Seven militants were killed by U.S. artillery fire on Monday night in the southern province of Khost, said U.S. military spokesman Major Mark McCann.
Kandahar authorities said Naqibullah Khan was still heading Omar's security, leading to speculation he might have information about Omar's whereabouts.
But a U.S. official in Washington, who said he could not confirm Naqibullah Khan's capture, said he was a former Taliban security official and not a "significant figure" now.
Several reporters got phone calls from people claiming to speak for the Taliban denying knowledge of Naqibullah Khan, and from men purporting to be him, denying he had been captured.
Kandahar's police chief Khan dismissed those claims.
Official sources said they had a videotape of Naqibullah Khan asking for mercy which could be used to reinforce a call from President Hamid Karzai for Taliban fighters to lay down arms.
Karzai was sworn in as Afghanistan's first democratically elected president last week and wants to wipe the slate clean with all but the most hardened Taliban loyalists.
The kidnapping and killing of the Turkish engineer, identified by the Interior Ministry as Mohammad Ayub, in the east did not appear to be linked directly to the Taliban.
A small militant group operating in forested mountains close to the border with Pakistan was suspected of being behind the abduction and murder.
The man was killed on Wednesday morning as rescuers closed in on the kidnappers' hideout, the Interior Ministry said. His Afghan driver and interpreter were released.
Karzai issued a statement condemning the killing.
Police said the militant group suspected of kidnapping the man had about 20 members and was led by a commander who had links in the past with the Hezb-i-Islami group of renegade former Prime Minister Gulbuddin Hekmatyar, who is now a Taliban ally.

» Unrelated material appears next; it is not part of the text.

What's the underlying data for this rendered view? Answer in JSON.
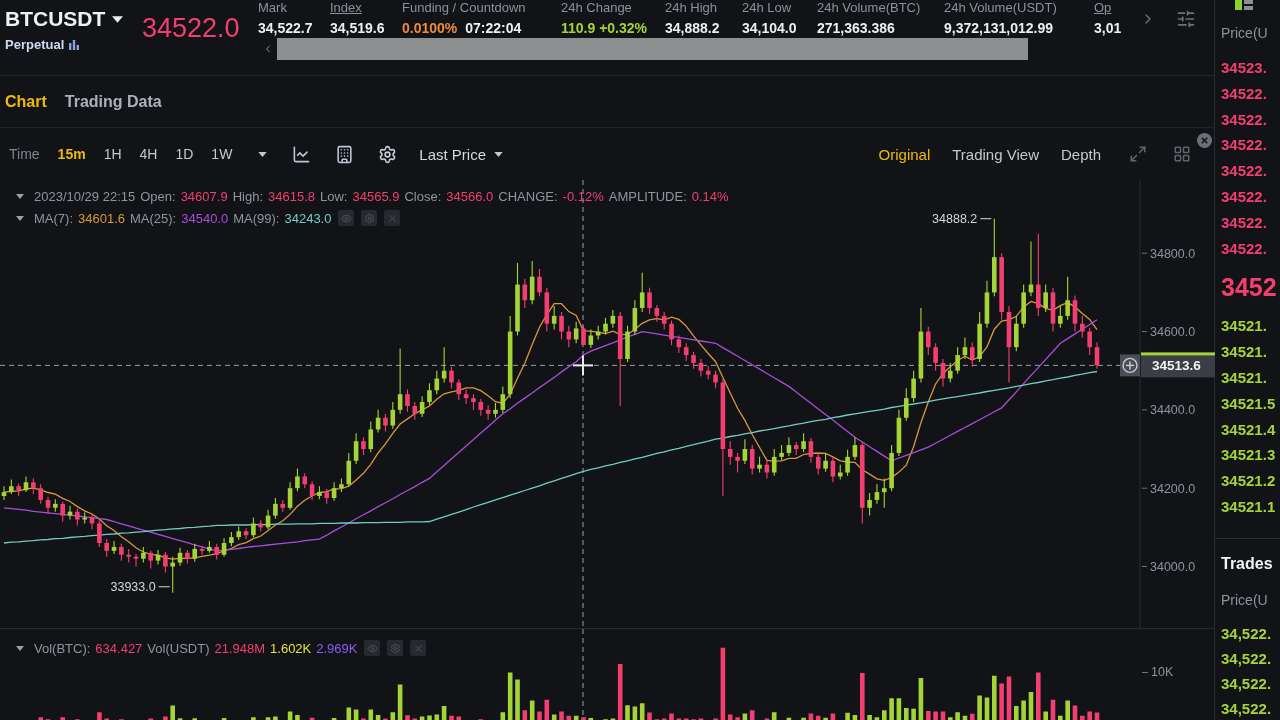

Ayub is the second Turk to be killed in a kidnapping in Afghanistan the past year. Two others were released. All of the victims were working on road projects.